- TASK REQUIREMENTS
Below are the records; they must be reproduced verbatim.

Records contained in a dataset:
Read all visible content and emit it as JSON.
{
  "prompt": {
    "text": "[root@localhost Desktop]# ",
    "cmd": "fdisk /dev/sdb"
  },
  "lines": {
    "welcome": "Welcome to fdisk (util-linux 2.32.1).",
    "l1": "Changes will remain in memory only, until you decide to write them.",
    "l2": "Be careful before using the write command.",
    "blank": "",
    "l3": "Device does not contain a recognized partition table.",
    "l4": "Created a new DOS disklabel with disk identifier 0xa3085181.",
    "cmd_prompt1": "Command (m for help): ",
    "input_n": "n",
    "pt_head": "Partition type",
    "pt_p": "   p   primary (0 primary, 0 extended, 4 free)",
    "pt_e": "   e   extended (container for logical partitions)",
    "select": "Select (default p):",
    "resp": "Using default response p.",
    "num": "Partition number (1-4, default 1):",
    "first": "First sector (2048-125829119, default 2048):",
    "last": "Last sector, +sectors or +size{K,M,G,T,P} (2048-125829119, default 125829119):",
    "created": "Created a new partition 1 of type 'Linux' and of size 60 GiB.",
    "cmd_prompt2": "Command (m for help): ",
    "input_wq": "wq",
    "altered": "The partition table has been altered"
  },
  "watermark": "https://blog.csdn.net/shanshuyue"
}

- RESPONSE AREA
Read all visible content and emit it as JSON.
{
  "prompt": {
    "text": "[root@localhost Desktop]# ",
    "cmd": "fdisk /dev/sdb"
  },
  "lines": {
    "welcome": "Welcome to fdisk (util-linux 2.32.1).",
    "l1": "Changes will remain in memory only, until you decide to write them.",
    "l2": "Be careful before using the write command.",
    "blank": "",
    "l3": "Device does not contain a recognized partition table.",
    "l4": "Created a new DOS disklabel with disk identifier 0xa3085181.",
    "cmd_prompt1": "Command (m for help): ",
    "input_n": "n",
    "pt_head": "Partition type",
    "pt_p": "   p   primary (0 primary, 0 extended, 4 free)",
    "pt_e": "   e   extended (container for logical partitions)",
    "select": "Select (default p):",
    "resp": "Using default response p.",
    "num": "Partition number (1-4, default 1):",
    "first": "First sector (2048-125829119, default 2048):",
    "last": "Last sector, +sectors or +size{K,M,G,T,P} (2048-125829119, default 125829119):",
    "created": "Created a new partition 1 of type 'Linux' and of size 60 GiB.",
    "cmd_prompt2": "Command (m for help): ",
    "input_wq": "wq",
    "altered": "The partition table has been altered"
  },
  "watermark": "https://blog.csdn.net/shanshuyue"
}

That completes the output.